Auster observes that the
toll of gun violence goes far beyond the pierced and bloodied bodies of the victims themselves, spilling out into the devastations visited upon their immediate families, their extended families, their friends, their fellow workers, the people of their neighborhoods, their schools, their churches, their softball teams, and communities at large—the vast brigade of lives touched by the presence of a single person who lives or has lived among them—meaning that the number of Americans directly or indirectly marked by gun violence every year must be tallied in the millions.
Obviously, widespread gun violence constitutes a serious health crisis, both physical and mental; ask any emergency room doctor, as Auster did, or listen to families of survivors of gun violence, including suicide. Even still, state or federally funded health studies related to gun violence are opposed by the gun rights industry and the politicians aligned with it.
In the final essay, Auster argues that nothing will change until there is a general understanding of the source: the history of violence in the founding of the colonies and of the United States, drenched in blood and deep divisions, including a horrific civil war over the enslavement of Black people followed by a century of codified segregation. “Peace will break out,” he writes, “only when both sides want it, and in order for that to happen, we would first have to conduct an honest, gut-wrenching examination of who we are and who we want to be as a people going forward into the future, which necessarily would have to begin with an honest gut-wrenching examination of who we have been in the past.”

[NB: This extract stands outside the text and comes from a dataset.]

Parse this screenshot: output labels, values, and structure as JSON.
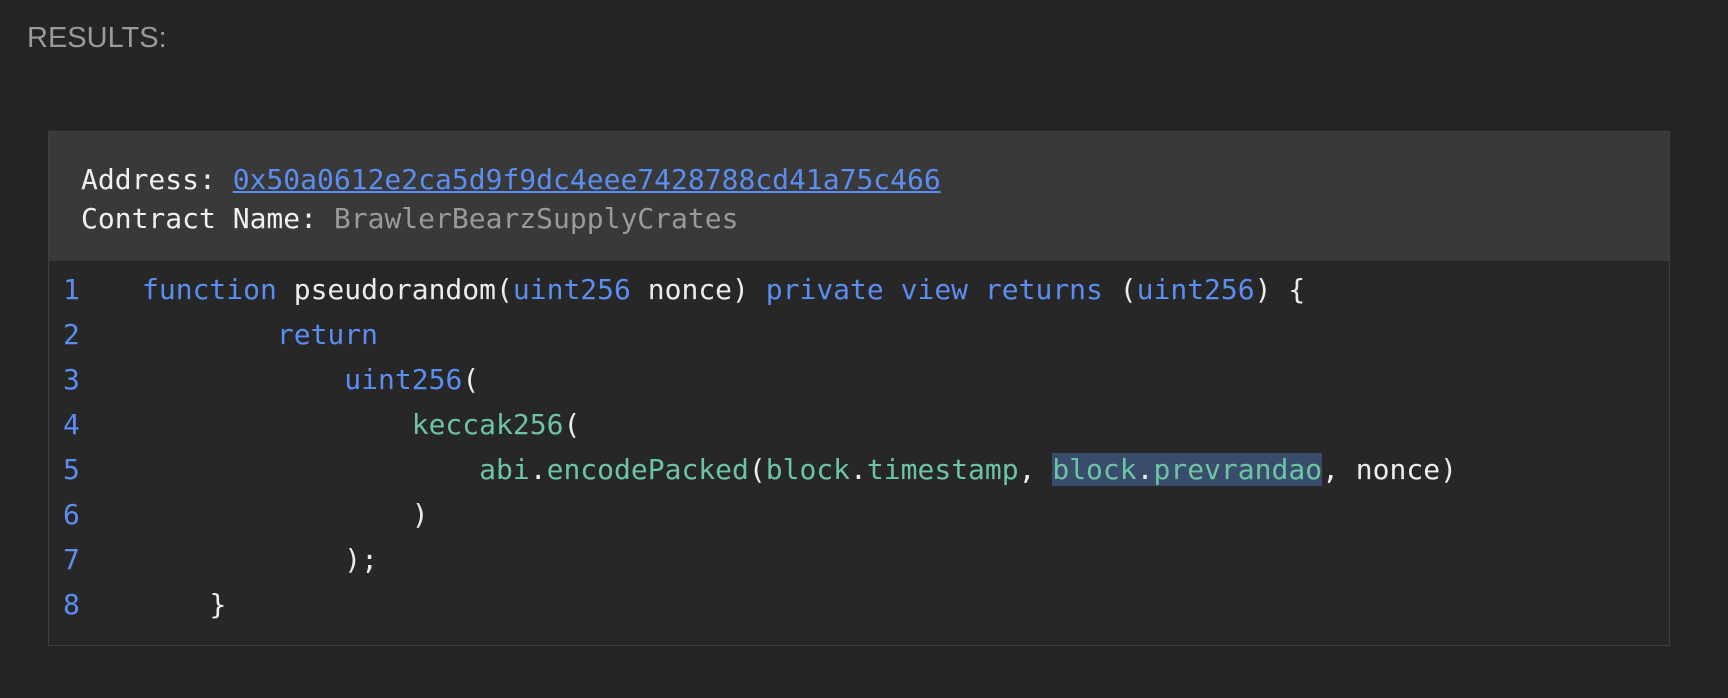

Like Auster, I find it disturbing that most social justice activists avoid the issue of guns. From my own experience as an activist in the 1960s, I understand the romanticization of firearms, recalling the valiant armed struggles for freedom in Vietnam and in Africa and Latin America, our heroes Che Guevara, the Black Panthers for Self-Defense, the Red Army faction, Palestinians, and the AK-47 as a symbol of freedom. All of this creates a kind of gun fetishism at worst, and a sincere defense of gun rights as a tool of liberation at best. It was not until I was invited to write a short book on the Second Amendment that I grasped the horrors of gun proliferation, the lack of gun restrictions, and especially the history of the Second Amendment as a tool of white settler control over enslaved Africans and of the genocide of Native American nations and communities. Had Auster’s book been available when I decided to write Loaded, I would have felt no need to take it on. Auster tells it all and more.
- ↩ Ravi Chandra, Guns Are Not Our God! The NRA Is Not Our Church! (San Francisco: Pacific Heart, 2018).